+++ INPUT FOR THIS TASK

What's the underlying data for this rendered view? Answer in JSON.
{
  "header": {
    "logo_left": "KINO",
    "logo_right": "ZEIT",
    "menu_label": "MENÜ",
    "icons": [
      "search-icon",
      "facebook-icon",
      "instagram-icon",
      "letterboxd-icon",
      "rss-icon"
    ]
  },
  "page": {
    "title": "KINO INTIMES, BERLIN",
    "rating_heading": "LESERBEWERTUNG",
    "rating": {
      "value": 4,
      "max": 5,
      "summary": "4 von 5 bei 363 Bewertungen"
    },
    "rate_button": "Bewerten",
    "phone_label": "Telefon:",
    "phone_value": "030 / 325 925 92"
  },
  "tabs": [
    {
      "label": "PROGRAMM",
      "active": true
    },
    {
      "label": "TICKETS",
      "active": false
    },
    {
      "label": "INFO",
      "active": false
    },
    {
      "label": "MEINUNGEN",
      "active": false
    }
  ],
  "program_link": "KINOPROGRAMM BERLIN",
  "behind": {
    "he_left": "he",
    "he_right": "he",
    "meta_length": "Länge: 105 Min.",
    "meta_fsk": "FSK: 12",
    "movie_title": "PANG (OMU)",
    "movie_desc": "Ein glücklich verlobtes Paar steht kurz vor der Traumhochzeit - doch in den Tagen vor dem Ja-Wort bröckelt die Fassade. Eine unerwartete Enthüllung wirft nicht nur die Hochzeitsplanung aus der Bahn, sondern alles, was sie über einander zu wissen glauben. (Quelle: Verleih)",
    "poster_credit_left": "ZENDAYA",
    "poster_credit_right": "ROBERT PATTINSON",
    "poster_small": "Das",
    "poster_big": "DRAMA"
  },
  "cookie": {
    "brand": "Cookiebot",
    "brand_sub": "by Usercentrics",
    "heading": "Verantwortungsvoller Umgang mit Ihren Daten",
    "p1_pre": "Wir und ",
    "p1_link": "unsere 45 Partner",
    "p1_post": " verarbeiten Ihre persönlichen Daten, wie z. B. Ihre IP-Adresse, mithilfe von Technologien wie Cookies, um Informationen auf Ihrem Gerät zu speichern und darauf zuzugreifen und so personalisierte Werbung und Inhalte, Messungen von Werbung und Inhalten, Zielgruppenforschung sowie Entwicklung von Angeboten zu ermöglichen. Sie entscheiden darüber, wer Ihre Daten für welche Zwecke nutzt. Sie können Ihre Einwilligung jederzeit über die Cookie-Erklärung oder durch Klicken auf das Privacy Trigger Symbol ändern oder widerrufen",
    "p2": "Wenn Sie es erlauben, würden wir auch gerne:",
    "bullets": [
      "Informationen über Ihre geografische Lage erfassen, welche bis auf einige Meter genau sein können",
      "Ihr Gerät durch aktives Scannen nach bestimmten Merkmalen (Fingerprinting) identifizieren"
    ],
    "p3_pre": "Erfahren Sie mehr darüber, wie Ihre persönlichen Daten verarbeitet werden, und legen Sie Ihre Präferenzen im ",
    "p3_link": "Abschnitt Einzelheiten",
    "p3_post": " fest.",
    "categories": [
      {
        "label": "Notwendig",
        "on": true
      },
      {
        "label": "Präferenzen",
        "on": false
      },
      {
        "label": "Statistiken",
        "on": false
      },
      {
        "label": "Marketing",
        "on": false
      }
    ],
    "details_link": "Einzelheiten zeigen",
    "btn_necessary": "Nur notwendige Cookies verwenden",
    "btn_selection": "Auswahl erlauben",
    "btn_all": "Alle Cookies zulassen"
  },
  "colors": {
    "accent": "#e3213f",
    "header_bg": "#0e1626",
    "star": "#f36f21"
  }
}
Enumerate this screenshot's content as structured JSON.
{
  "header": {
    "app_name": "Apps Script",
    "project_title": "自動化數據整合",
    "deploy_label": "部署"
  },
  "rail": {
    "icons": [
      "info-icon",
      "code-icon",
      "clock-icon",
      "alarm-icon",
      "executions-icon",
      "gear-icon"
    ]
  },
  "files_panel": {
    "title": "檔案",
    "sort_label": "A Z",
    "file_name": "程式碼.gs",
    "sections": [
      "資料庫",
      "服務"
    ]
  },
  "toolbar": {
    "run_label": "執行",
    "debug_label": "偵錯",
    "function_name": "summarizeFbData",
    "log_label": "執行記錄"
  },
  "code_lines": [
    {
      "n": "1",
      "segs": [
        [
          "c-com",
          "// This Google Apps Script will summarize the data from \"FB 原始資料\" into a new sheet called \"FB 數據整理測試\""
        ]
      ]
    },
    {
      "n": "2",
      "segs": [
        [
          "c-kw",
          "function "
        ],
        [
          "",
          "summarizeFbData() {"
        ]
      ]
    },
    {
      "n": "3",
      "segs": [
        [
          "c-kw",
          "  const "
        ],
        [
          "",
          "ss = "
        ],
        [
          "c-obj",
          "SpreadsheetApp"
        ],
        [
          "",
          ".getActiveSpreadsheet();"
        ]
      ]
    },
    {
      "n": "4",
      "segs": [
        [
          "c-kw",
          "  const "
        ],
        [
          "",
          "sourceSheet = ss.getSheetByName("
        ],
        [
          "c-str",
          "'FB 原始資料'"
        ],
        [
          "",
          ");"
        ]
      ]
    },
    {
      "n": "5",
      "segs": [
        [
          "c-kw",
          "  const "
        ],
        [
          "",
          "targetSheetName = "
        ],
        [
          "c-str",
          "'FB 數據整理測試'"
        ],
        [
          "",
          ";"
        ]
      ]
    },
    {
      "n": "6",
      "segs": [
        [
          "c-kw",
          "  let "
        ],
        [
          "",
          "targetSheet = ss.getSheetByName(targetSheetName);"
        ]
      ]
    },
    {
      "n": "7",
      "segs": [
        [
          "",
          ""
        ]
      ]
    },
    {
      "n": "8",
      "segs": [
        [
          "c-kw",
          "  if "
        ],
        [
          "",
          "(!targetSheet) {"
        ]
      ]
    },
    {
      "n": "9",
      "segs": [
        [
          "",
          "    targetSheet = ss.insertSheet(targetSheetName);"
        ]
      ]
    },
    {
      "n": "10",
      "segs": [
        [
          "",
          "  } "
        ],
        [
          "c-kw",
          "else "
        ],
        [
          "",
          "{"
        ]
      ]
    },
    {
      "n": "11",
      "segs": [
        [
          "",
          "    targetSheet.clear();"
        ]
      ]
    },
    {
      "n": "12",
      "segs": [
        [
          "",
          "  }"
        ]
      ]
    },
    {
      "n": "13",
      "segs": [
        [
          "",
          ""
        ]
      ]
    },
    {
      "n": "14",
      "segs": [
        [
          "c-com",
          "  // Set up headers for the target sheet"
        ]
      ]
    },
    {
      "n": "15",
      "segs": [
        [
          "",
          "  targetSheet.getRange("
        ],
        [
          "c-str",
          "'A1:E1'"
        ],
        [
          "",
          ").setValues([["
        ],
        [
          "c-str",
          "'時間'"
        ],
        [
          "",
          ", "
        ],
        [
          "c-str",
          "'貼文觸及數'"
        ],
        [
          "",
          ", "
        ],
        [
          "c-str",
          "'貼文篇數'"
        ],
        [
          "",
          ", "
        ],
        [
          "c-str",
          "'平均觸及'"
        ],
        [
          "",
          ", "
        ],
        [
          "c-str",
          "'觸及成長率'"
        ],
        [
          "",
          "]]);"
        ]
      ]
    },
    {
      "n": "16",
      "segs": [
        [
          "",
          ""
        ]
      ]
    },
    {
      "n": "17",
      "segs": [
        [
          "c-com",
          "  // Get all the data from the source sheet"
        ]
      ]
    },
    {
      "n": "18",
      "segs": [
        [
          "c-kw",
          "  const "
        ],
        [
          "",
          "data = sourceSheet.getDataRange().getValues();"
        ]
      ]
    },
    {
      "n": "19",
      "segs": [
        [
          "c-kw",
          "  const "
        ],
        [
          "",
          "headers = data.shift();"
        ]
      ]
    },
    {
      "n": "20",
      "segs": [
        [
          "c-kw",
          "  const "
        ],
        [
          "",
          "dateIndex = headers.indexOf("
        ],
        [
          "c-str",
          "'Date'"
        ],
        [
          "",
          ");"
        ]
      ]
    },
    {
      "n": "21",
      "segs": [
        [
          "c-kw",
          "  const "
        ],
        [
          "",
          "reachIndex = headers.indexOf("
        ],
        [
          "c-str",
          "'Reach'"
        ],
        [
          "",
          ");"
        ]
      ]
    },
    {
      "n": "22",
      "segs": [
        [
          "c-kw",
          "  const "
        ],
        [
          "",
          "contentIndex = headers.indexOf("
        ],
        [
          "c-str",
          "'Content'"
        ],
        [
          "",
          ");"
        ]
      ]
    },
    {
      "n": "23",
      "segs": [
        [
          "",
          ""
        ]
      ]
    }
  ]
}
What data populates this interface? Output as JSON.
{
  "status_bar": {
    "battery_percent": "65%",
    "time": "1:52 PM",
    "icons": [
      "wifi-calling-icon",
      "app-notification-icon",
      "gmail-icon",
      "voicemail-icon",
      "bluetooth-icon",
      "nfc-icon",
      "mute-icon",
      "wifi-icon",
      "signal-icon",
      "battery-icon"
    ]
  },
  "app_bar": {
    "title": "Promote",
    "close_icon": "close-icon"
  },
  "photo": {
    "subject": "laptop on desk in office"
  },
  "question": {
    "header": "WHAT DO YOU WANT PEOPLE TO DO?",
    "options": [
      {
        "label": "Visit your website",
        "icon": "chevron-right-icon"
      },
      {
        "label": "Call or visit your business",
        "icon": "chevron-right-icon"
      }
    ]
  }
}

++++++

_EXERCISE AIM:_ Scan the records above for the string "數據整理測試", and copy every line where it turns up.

_TASK OUTPUT:_
          "// This Google Apps Script will summarize the data from \"FB 原始資料\" into a new sheet called \"FB 數據整理測試\""
          "'FB 數據整理測試'"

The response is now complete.